### About

The Oscilloscope Inductance Meter is a simple inductance (L)

So why make this device if great LCR meters exist? Well, this ^{1}/_{2} decades of measurement! No mean feat, at all.

You will need a 50MHz or better oscilloscope to use it with very

### Circuit diagram, including power supply

### Circuit, explained

#### Power supply

The power supply section uses the simple, inexpensive MC/TS/AZ34063
switching converter in a buck configuration, converting the nominal 9V
value from the battery to a fixed 2V ±1% supply for the meter circuit.
Inexpensive PET metalized film capacitors are used for C_{1} and C_{2}; all resistors are ±1% ^{1}/_{2}W metal film resistors, and the inductor L_{1} is an inexpensive, 1W, resistor-sized axial part. The largest component, C_{3}, is a 16V 2200µF electrolytic capacitor; the large value is chosen to minimize voltage ripple on the output.

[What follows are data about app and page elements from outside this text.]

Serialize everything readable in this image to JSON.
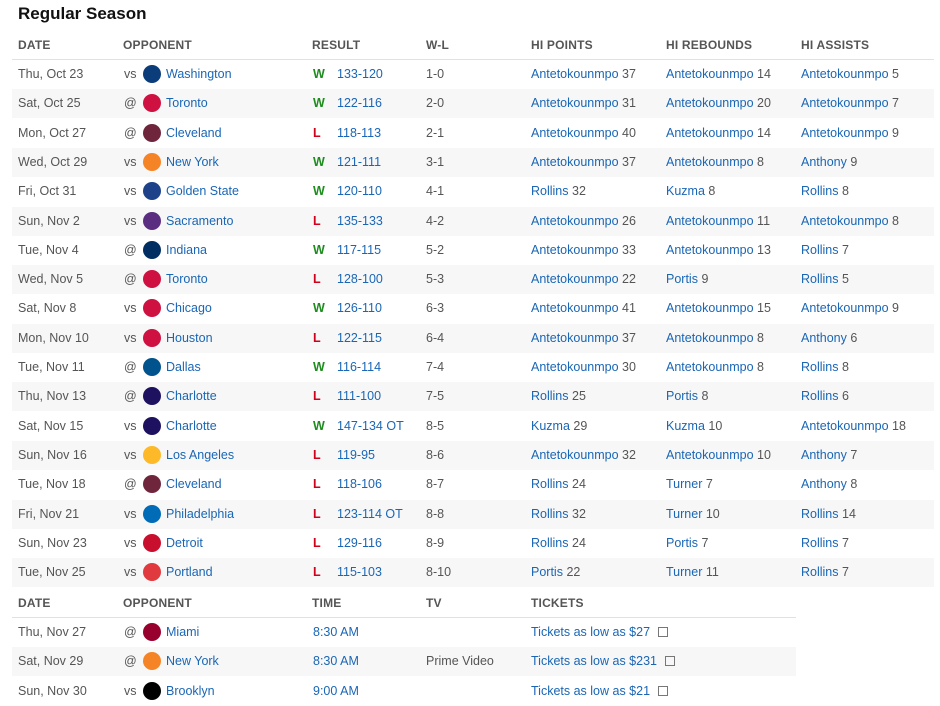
{
  "section_title": "Regular Season",
  "headers": {
    "date": "DATE",
    "opponent": "OPPONENT",
    "result": "RESULT",
    "wl": "W-L",
    "hi_points": "HI POINTS",
    "hi_rebounds": "HI REBOUNDS",
    "hi_assists": "HI ASSISTS"
  },
  "games": [
    {
      "date": "Thu, Oct 23",
      "prefix": "vs",
      "team": "Washington",
      "logo_color": "#0b3d7a",
      "wl": "W",
      "score": "133-120",
      "record": "1-0",
      "pts_name": "Antetokounmpo",
      "pts": "37",
      "reb_name": "Antetokounmpo",
      "reb": "14",
      "ast_name": "Antetokounmpo",
      "ast": "5"
    },
    {
      "date": "Sat, Oct 25",
      "prefix": "@",
      "team": "Toronto",
      "logo_color": "#ce1141",
      "wl": "W",
      "score": "122-116",
      "record": "2-0",
      "pts_name": "Antetokounmpo",
      "pts": "31",
      "reb_name": "Antetokounmpo",
      "reb": "20",
      "ast_name": "Antetokounmpo",
      "ast": "7"
    },
    {
      "date": "Mon, Oct 27",
      "prefix": "@",
      "team": "Cleveland",
      "logo_color": "#6f263d",
      "wl": "L",
      "score": "118-113",
      "record": "2-1",
      "pts_name": "Antetokounmpo",
      "pts": "40",
      "reb_name": "Antetokounmpo",
      "reb": "14",
      "ast_name": "Antetokounmpo",
      "ast": "9"
    },
    {
      "date": "Wed, Oct 29",
      "prefix": "vs",
      "team": "New York",
      "logo_color": "#f58426",
      "wl": "W",
      "score": "121-111",
      "record": "3-1",
      "pts_name": "Antetokounmpo",
      "pts": "37",
      "reb_name": "Antetokounmpo",
      "reb": "8",
      "ast_name": "Anthony",
      "ast": "9"
    },
    {
      "date": "Fri, Oct 31",
      "prefix": "vs",
      "team": "Golden State",
      "logo_color": "#1d428a",
      "wl": "W",
      "score": "120-110",
      "record": "4-1",
      "pts_name": "Rollins",
      "pts": "32",
      "reb_name": "Kuzma",
      "reb": "8",
      "ast_name": "Rollins",
      "ast": "8"
    },
    {
      "date": "Sun, Nov 2",
      "prefix": "vs",
      "team": "Sacramento",
      "logo_color": "#5a2d81",
      "wl": "L",
      "score": "135-133",
      "record": "4-2",
      "pts_name": "Antetokounmpo",
      "pts": "26",
      "reb_name": "Antetokounmpo",
      "reb": "11",
      "ast_name": "Antetokounmpo",
      "ast": "8"
    },
    {
      "date": "Tue, Nov 4",
      "prefix": "@",
      "team": "Indiana",
      "logo_color": "#002d62",
      "wl": "W",
      "score": "117-115",
      "record": "5-2",
      "pts_name": "Antetokounmpo",
      "pts": "33",
      "reb_name": "Antetokounmpo",
      "reb": "13",
      "ast_name": "Rollins",
      "ast": "7"
    },
    {
      "date": "Wed, Nov 5",
      "prefix": "@",
      "team": "Toronto",
      "logo_color": "#ce1141",
      "wl": "L",
      "score": "128-100",
      "record": "5-3",
      "pts_name": "Antetokounmpo",
      "pts": "22",
      "reb_name": "Portis",
      "reb": "9",
      "ast_name": "Rollins",
      "ast": "5"
    },
    {
      "date": "Sat, Nov 8",
      "prefix": "vs",
      "team": "Chicago",
      "logo_color": "#ce1141",
      "wl": "W",
      "score": "126-110",
      "record": "6-3",
      "pts_name": "Antetokounmpo",
      "pts": "41",
      "reb_name": "Antetokounmpo",
      "reb": "15",
      "ast_name": "Antetokounmpo",
      "ast": "9"
    },
    {
      "date": "Mon, Nov 10",
      "prefix": "vs",
      "team": "Houston",
      "logo_color": "#ce1141",
      "wl": "L",
      "score": "122-115",
      "record": "6-4",
      "pts_name": "Antetokounmpo",
      "pts": "37",
      "reb_name": "Antetokounmpo",
      "reb": "8",
      "ast_name": "Anthony",
      "ast": "6"
    },
    {
      "date": "Tue, Nov 11",
      "prefix": "@",
      "team": "Dallas",
      "logo_color": "#00538c",
      "wl": "W",
      "score": "116-114",
      "record": "7-4",
      "pts_name": "Antetokounmpo",
      "pts": "30",
      "reb_name": "Antetokounmpo",
      "reb": "8",
      "ast_name": "Rollins",
      "ast": "8"
    },
    {
      "date": "Thu, Nov 13",
      "prefix": "@",
      "team": "Charlotte",
      "logo_color": "#1d1160",
      "wl": "L",
      "score": "111-100",
      "record": "7-5",
      "pts_name": "Rollins",
      "pts": "25",
      "reb_name": "Portis",
      "reb": "8",
      "ast_name": "Rollins",
      "ast": "6"
    },
    {
      "date": "Sat, Nov 15",
      "prefix": "vs",
      "team": "Charlotte",
      "logo_color": "#1d1160",
      "wl": "W",
      "score": "147-134 OT",
      "record": "8-5",
      "pts_name": "Kuzma",
      "pts": "29",
      "reb_name": "Kuzma",
      "reb": "10",
      "ast_name": "Antetokounmpo",
      "ast": "18"
    },
    {
      "date": "Sun, Nov 16",
      "prefix": "vs",
      "team": "Los Angeles",
      "logo_color": "#fdb927",
      "wl": "L",
      "score": "119-95",
      "record": "8-6",
      "pts_name": "Antetokounmpo",
      "pts": "32",
      "reb_name": "Antetokounmpo",
      "reb": "10",
      "ast_name": "Anthony",
      "ast": "7"
    },
    {
      "date": "Tue, Nov 18",
      "prefix": "@",
      "team": "Cleveland",
      "logo_color": "#6f263d",
      "wl": "L",
      "score": "118-106",
      "record": "8-7",
      "pts_name": "Rollins",
      "pts": "24",
      "reb_name": "Turner",
      "reb": "7",
      "ast_name": "Anthony",
      "ast": "8"
    },
    {
      "date": "Fri, Nov 21",
      "prefix": "vs",
      "team": "Philadelphia",
      "logo_color": "#006bb6",
      "wl": "L",
      "score": "123-114 OT",
      "record": "8-8",
      "pts_name": "Rollins",
      "pts": "32",
      "reb_name": "Turner",
      "reb": "10",
      "ast_name": "Rollins",
      "ast": "14"
    },
    {
      "date": "Sun, Nov 23",
      "prefix": "vs",
      "team": "Detroit",
      "logo_color": "#c8102e",
      "wl": "L",
      "score": "129-116",
      "record": "8-9",
      "pts_name": "Rollins",
      "pts": "24",
      "reb_name": "Portis",
      "reb": "7",
      "ast_name": "Rollins",
      "ast": "7"
    },
    {
      "date": "Tue, Nov 25",
      "prefix": "vs",
      "team": "Portland",
      "logo_color": "#e03a3e",
      "wl": "L",
      "score": "115-103",
      "record": "8-10",
      "pts_name": "Portis",
      "pts": "22",
      "reb_name": "Turner",
      "reb": "11",
      "ast_name": "Rollins",
      "ast": "7"
    }
  ],
  "upcoming_headers": {
    "date": "DATE",
    "opponent": "OPPONENT",
    "time": "TIME",
    "tv": "TV",
    "tickets": "TICKETS"
  },
  "upcoming": [
    {
      "date": "Thu, Nov 27",
      "prefix": "@",
      "team": "Miami",
      "logo_color": "#98002e",
      "time": "8:30 AM",
      "tv": "",
      "tickets": "Tickets as low as $27"
    },
    {
      "date": "Sat, Nov 29",
      "prefix": "@",
      "team": "New York",
      "logo_color": "#f58426",
      "time": "8:30 AM",
      "tv": "Prime Video",
      "tickets": "Tickets as low as $231"
    },
    {
      "date": "Sun, Nov 30",
      "prefix": "vs",
      "team": "Brooklyn",
      "logo_color": "#000000",
      "time": "9:00 AM",
      "tv": "",
      "tickets": "Tickets as low as $21"
    }
  ]
}
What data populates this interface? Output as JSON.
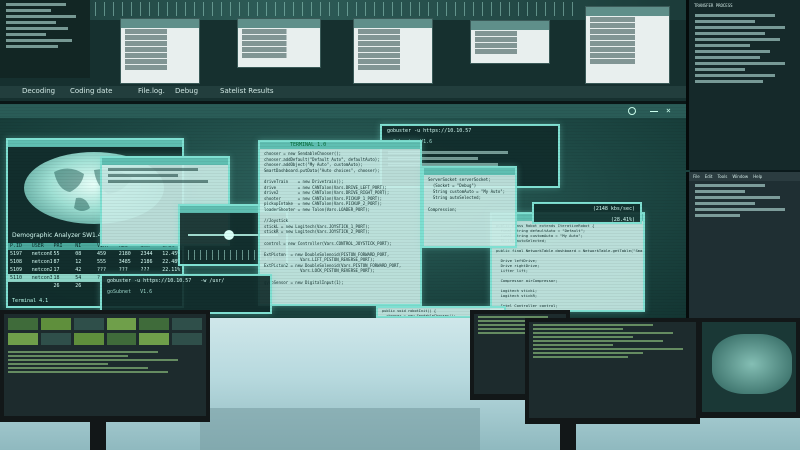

The power supply is dimensioned for up to 150mA output at 2V; the actual draw is typically <30mA. The green LED, LED_{1}
indicates that the test device is on; it does not have a resistor,
because its forward voltage at 20mA is more than the 2V of our power
rail; therefore, the low voltage will limit its current.

#### L/F converter (“the meter”)

The actual conversion circuit is a simple, two-NPN transistor astable multivibrator circuit. It is a variant of a similar, simple, two-capacitor/two-transistor oscillator circuit, but rearranged to instead use a single inductor.

The device-under-test inductor charges slowly up, until there is a voltage difference of about 40mV across it. At that point, one of the two transistors (can be either) turns off, since its V_{BE} falls below ~620mV – below the threshold for turning on the transistor. This causes the inductor to rapidly discharge its magnetic field back into the turned-off transistor, causing the voltage to fall on the other side; this process repeats at a fixed frequency.

The speed with which the inductor charges depends both on R_{11}/R_{12} and the input voltage; therefore, the input supply voltage is fixed to 2V in the device. Reducing the size of the two resistors decreases the frequency *and* the measurement range; the values were chosen to fit regular 50MHz oscilloscopes for most applications.

The secondary, optional output stage (R_{13} and on), simply _{2} so the waveform’s maximum and minimum is ±1V instead of ~1.8V to

If the circuit fails to start oscillating, add a 1K resistor in parallel with R_{11} or _{12} to help the inductor-under-test to develop the desired potential difference; once oscillating, this can be removed. With the values chosen, I have not experienced a failed start with values from .5µH to 1H. Finally, it is important to keep leads and connectors as short

### Prototype

The prototype was made on a simple 5x10cm piece of TriPad protoboard with cheap components and two S9018 NPN transistors. The secondary (optional) output stage was omitted for clarity.

### Measurements

With the chosen values, you can calculate the inductance of your

## 1 Comment

Greetings, it is sad that David is no longer with us in this community.

But does anyone in this blog knows what’s the mastermind behind deriving the formula for this conversion frequency to inductance conversion? Or familiar with the circuitory understand how these formulae came about?

function freq_to_induc(freq_khz) {

if(freq_khz < 100) {

return 109148.0 / (Math.pow(freq_khz, 125.0/121.0));

}

else {

return 629719.0 / (Math.pow(freq_khz, 50.0/37.0));

}

}